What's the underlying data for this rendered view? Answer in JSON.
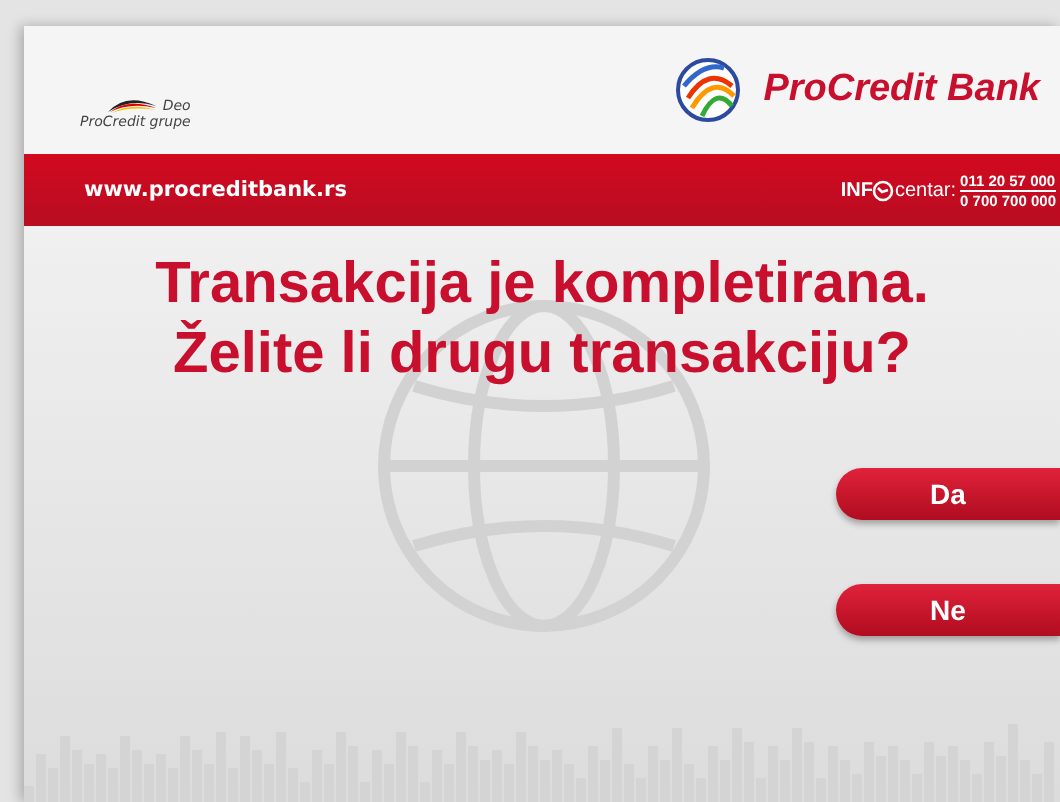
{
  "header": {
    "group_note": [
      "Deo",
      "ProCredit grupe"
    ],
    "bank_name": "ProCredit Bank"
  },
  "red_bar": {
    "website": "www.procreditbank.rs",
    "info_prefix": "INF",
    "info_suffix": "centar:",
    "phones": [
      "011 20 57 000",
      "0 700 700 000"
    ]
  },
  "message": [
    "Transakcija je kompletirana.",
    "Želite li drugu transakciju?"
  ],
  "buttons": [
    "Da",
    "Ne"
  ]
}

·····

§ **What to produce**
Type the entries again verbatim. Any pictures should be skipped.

§ **Result**
What's the underlying data for this rendered view? Answer in JSON.
{
  "header": {
    "group_note": [
      "Deo",
      "ProCredit grupe"
    ],
    "bank_name": "ProCredit Bank"
  },
  "red_bar": {
    "website": "www.procreditbank.rs",
    "info_prefix": "INF",
    "info_suffix": "centar:",
    "phones": [
      "011 20 57 000",
      "0 700 700 000"
    ]
  },
  "message": [
    "Transakcija je kompletirana.",
    "Želite li drugu transakciju?"
  ],
  "buttons": [
    "Da",
    "Ne"
  ]
}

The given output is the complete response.